NEW DELHI: Gujarat chief minister Anandiben Patel seems whose exit was being projected as imminent, seems to have got a reprieve of sorts after her meeting with Prime Minister Narendra Modi. She was his personal choice to replace him in the state, and despite the Patidar agitation that earned her considerable flak, she seems to have survived---for the time being at least.

Patidar leader, the young Hardik Patel is still in jail without bail on sedition charges for over eight months. However, the Congress party that was without a support base in the state has made some efforts to consolidate the disaffected Patidar community behind it. It got a fillip a few weeks ago when in a rare interaction with the media in the courts, Hardik Patel declared that the Congress would form the next government in the state.

The inefficacy of the Congress in Gujarat even now was evident from the response to Hardik Patel’s comments by Shankersinh Vaghela who urged him to live up to his responsibility of ensuring a Congress victory. So far the party’s efforts to woo over the influential Patidar community that was largely responsible for the BJP victory in the state, has been limited to statements demanding Hardik Patel’s release. As sources in the state said, the Congress remains invisible on the ground.

In fact three opposition parties with ambitions in Gujarat- Congress, Nationalist Congress party and Aam Aadmi party--- are vying for the jailed leaders attention. All have spoken out at varying intervals against his arrest, with the Congress threatening an agitation for this. The NCP has put former Minister Praful Patel in charge of this aspect in Gujarat, who has met the leaders of the Patidar Anamat Andolan Samiti (PAAS) and supported their demand for reservation as well.

Praful Patel said that his party would launch a ‘Jan Jagran’ (public awareness) agitation, but like the Congress that has been talking of similar protests, has not given a date or a schedule. Patel at a Town Hall meeting in Ahmedabad said, “A case of sedition has be slapped on Patidar leaders. This is beyond our comprehension.” And went on to address PM Modi with, “at the same time you (BJP) are hugging Nawaz Sharif and Pakistani leaders who are enemies of our nation. You are harming the interest of the nation”.

Patel spoke on chaste Gujarati, and played on his Gujarati antecedents during his recent visit. It was clear from his speeches that this was in preparation for the forthcoming elections, with the Patidar community being seen by the NCP as a base for its renewed efforts to gain a base in the state.

The NCP leader spoke of a ‘second parivartan’ for Gujarat in the 2017 Assembly elections adding, “We can’t remain silent. We are a big party with presence in each and every district in the state.
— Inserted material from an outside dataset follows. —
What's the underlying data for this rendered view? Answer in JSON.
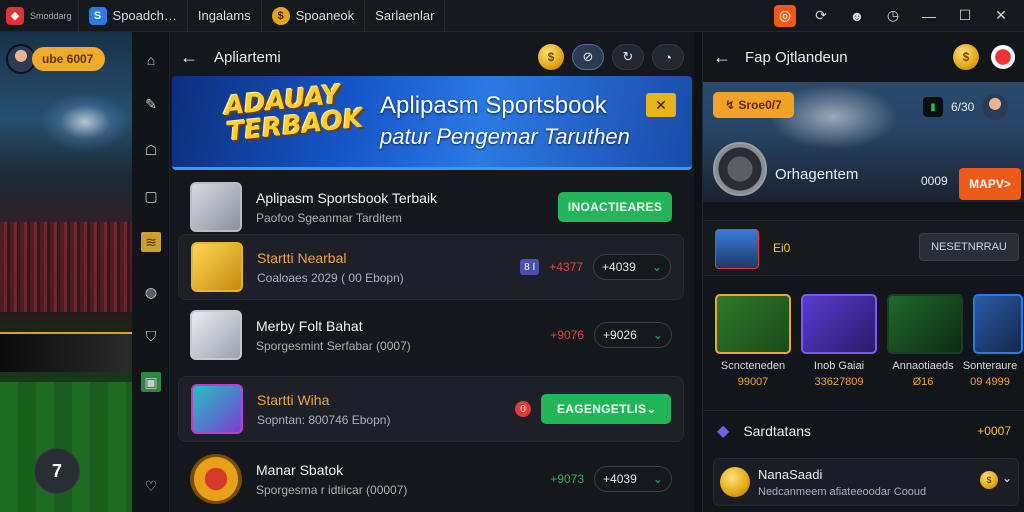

We need to offer ourselves as a strong third political alternative to the people of Gujarat, besides BJP and Congress.” He made it clear that the NCP was looking on itself as a third alternative, leading to some speculation whether it would be forming a front for Gujarat with AAP.

In fact Praful Patel distanced himself and the party from the Congress with, ““We worked with Congress for 10 years in Delhi and 15 years in Maharashtra but we can’t remain dependent on the Congress. We will strengthen our party on our own.”

The Aam Aadmi Party is also making similar forays in Gujarat. It has just announced that it will contest the elections in the state, and leader Arvind Kejriwal will lead the campaign with a two day visit to the state in July. He had established a base of sorts when he opposed PM Modi directly in Gujarat through a sustained road yatra. His party will work on contrasting the lack of development in Gujarat, and the failure of the BJP to fulfil its promises, unlike that of the AAP government in Delhi.

The opposition thus, that is readying for the state polls next year is NCP that is talking of a ;third front’ though its not clear who it will be in alliance with; the Congress that wants to go it alone at this moment; and the AAP that has established a trajectory of contesting elections on its own, without alliances so far.